Professors Behm and Helmus teach a variety of courses at the undergraduate and graduate levels. Not all courses are taught each year. If you are interested in when a particular course might be taught, email the professor or search the Temple Course Schedule.
This large, required lecture course provides an overview of ecology from the level of the individual organism to populations, communities, and ecosystems. The course examines the physical, chemical, and biological components of ecological interactions, and includes a comparative treatment of terrestrial and aquatic ecosystems. The course focuses on how humans alter ecology from local scales, such as through the introduction of invasive species, to global scales, such as through climate change and sustainable choices. Grades are based on reading assignments and exams.
Undergraduate, Graduate, 3 credits
Biological Impacts of Climate Change – BIOL 4327/5466 – Dr. Behm
This hands-on course focuses on the climate crisis. The species around us are already responding to the changing climate and regardless of whether humans choose to acknowledge climate change or not, humans are already being affected in multiple ways. In this course, we will explore the many impacts of climate change on biological systems. Through explorations of the effects of climate change on ecosystems, we will explore how these impacts, directly and indirectly, affect humans. The course is split into 7 modules each with a unique theme. The first meeting for each module will be structured as a discussion where we discuss a research paper related to the module’s theme and learn a data collection technique and a statistical technique. The second week within each module will be structured as a lab where we apply what we learned to collect and analyze data. For the readings, we will rely heavily on peer-reviewed scientific journal articles. To jump-start discussions, there will be a quiz about the reading students will submit before class. For the research projects, we will learn a particular research method that scientists use to study the biological impacts of climate change and a data handling method that scientists use to analyze and/or present their data. Students will design, execute, and present (in written or oral form) a research project using these methods for each module. It will be fun! These research projects will comprise the majority of students’ grades for the course.
Undergraduate, Graduate, 3 Credits
Global Change Science Analytics with R – BIOL 3380/5466 – Dr. Helmus
This course provides an overview of how researchers use data to solve global problems such as mass extinction, pandemics, and poverty. Students explore interdisciplinary data, from economics to public health, and learn a marketable skill: communicating data with R, an intuitive statistical computer language. The course is project-based, no prior coding experience is necessary, and no final exam tests are given. Instead, course assessment is on project progress and graphical communication of a global change problem of their choice. The most successful students leave class with the quantitative skills to go out and solve our most pressing problems. Check out some of the final projects.
Undergraduate, Graduate, 3 Credits
Foundations of Ecology – BIOL 8250 – Dr. Helmus
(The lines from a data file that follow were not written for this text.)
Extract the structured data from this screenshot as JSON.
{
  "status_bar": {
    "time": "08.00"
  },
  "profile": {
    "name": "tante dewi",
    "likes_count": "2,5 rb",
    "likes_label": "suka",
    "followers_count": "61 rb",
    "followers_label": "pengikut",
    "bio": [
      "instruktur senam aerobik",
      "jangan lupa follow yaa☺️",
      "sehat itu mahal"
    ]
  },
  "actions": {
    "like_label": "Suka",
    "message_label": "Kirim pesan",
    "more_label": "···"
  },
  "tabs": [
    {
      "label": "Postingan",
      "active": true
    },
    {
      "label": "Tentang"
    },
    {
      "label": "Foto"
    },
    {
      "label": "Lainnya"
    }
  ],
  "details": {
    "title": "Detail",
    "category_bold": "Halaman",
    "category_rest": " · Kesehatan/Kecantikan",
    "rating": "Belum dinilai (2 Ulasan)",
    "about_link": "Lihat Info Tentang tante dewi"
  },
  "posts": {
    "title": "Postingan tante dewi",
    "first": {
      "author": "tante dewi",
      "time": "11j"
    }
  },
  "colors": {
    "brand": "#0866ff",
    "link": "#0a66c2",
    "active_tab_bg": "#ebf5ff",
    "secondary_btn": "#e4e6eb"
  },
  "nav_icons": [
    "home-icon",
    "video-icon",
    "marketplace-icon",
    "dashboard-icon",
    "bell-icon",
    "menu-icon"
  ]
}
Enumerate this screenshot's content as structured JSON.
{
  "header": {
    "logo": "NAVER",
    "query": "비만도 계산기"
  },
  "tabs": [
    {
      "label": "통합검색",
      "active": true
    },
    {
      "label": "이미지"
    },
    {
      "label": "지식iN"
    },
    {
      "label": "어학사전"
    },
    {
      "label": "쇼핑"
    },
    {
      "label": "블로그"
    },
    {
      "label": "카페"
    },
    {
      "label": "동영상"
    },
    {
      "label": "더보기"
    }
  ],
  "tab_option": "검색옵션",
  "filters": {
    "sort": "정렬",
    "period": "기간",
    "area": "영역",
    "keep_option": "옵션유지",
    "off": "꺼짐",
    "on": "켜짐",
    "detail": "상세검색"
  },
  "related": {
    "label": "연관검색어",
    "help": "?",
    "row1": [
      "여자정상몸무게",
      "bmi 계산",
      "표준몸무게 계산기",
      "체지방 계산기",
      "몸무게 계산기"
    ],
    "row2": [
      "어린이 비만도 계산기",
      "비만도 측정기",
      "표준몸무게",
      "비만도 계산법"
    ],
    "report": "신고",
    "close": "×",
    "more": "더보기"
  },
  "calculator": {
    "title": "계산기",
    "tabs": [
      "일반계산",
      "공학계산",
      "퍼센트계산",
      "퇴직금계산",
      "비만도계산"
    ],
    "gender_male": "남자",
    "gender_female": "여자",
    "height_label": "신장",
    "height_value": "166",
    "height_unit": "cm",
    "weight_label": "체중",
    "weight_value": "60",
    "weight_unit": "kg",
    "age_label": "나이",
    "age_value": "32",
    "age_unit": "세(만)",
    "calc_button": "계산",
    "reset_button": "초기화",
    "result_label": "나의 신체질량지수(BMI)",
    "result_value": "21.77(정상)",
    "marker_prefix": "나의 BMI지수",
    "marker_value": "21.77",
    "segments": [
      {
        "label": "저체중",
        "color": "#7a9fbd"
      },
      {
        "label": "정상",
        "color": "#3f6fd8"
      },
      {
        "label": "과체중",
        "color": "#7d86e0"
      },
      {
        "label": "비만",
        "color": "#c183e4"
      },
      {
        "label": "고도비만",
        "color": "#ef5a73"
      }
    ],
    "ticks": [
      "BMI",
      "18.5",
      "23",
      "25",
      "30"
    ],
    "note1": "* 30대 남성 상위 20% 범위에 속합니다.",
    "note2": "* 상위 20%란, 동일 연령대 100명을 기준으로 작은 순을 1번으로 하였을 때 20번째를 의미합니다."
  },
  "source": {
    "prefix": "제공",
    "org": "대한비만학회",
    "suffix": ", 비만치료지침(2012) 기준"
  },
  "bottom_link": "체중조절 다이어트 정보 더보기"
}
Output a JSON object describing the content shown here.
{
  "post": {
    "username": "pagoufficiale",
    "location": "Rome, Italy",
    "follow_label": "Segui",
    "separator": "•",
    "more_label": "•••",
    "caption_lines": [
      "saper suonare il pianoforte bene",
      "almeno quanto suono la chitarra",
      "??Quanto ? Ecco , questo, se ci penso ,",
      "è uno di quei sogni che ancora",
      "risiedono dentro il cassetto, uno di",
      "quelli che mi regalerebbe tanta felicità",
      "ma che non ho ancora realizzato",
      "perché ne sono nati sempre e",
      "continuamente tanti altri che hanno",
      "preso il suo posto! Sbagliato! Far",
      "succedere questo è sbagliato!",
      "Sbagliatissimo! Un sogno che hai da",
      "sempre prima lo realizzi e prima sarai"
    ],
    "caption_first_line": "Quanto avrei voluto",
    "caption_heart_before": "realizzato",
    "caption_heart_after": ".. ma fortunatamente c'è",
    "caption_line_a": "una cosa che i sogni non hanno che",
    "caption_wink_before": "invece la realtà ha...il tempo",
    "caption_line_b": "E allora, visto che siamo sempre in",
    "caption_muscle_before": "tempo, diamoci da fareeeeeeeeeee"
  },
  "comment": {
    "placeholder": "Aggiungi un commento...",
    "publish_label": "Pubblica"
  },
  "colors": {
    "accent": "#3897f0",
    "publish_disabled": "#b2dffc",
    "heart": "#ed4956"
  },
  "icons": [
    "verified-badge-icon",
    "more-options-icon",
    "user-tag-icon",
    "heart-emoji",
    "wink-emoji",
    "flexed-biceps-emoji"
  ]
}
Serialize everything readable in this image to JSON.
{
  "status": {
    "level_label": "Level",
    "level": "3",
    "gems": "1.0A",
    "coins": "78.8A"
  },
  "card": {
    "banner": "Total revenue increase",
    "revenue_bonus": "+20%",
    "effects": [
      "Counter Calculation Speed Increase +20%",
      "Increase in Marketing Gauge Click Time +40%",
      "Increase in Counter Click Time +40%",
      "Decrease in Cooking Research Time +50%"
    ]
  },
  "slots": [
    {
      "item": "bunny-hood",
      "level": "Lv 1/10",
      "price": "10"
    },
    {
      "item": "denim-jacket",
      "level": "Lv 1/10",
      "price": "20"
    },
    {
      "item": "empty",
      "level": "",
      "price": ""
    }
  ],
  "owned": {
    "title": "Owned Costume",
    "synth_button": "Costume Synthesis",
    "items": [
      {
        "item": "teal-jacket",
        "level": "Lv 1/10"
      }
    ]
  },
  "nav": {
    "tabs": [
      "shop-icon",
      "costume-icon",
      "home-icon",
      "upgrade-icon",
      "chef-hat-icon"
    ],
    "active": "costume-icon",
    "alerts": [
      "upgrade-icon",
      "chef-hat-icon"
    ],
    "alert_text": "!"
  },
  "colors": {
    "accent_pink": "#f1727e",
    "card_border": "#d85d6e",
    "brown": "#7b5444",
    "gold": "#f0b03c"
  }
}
The purpose of this discussion-based graduate seminar is to provide an overview of the theoretical foundations of ecology. Graduate students read classic ecology papers and discuss paper contributions to ecology and relevance to student dissertation research. Students learn how to answer the question “What theory does this paper present or support?” Once students articulate the theory, students will be able to incorporate it into their own research papers and theses.
Graduate, 1 Credit
Ecological Statistics – BIOL 8250 – Dr. Behm
This hands-on graduate statistics seminar focuses on how to use statistics to extract and summarize trends and patterns in ecological data. While it is impossible to become proficient in all statistical techniques within the span of a single semester, we will learn the foundational skills that will allow you to identify and implement the statistical methods you would like to use for your graduate work and into your career. In this class, we will have hands-on use of statistical analyses and graphics with R. Students will be responsible for learning and presenting different statistical techniques in R. The goal will be to develop a reference “cheat sheet” of steps and considerations that students can apply beyond this seminar when analyzing a new data set.
Graduate, 3 Credits
Biodiversity and Ecosystem Functioning – BIOL 8250 – Dr. Behm
During this graduate seminar, we will explore how human impacts (and natural processes) alter biodiversity and subsequent ecosystem functioning through the lens of response and effect traits. Human activities (and natural processes) impact ecosystems and shift biodiversity by filtering for species based on their response traits. In turn, the effect traits of these remaining species dictate the nature and strength of ecosystem functioning. When response and effect traits are tightly correlated, ecosystem functioning can decline precipitously, yet the ubiquity of tightly correlated response and effect traits across species, ecosystems, and types of disturbance are not well known. Together we will synthesize from the literature correlations between response and effect traits and the mechanisms by which human impacts alter biodiversity and ecosystem functioning. In addition, we will explore the art of composing ‘data-less’ papers. Ecological theory is often conveyed through ‘data-less’ review, perspective, and/or synthesis papers, and learning to write this type of paper is an important skill. Throughout the course of the semester, we will be reading many ‘data-less’ papers and we will examine the process of how they are structured and published.
Graduate, 3 Credits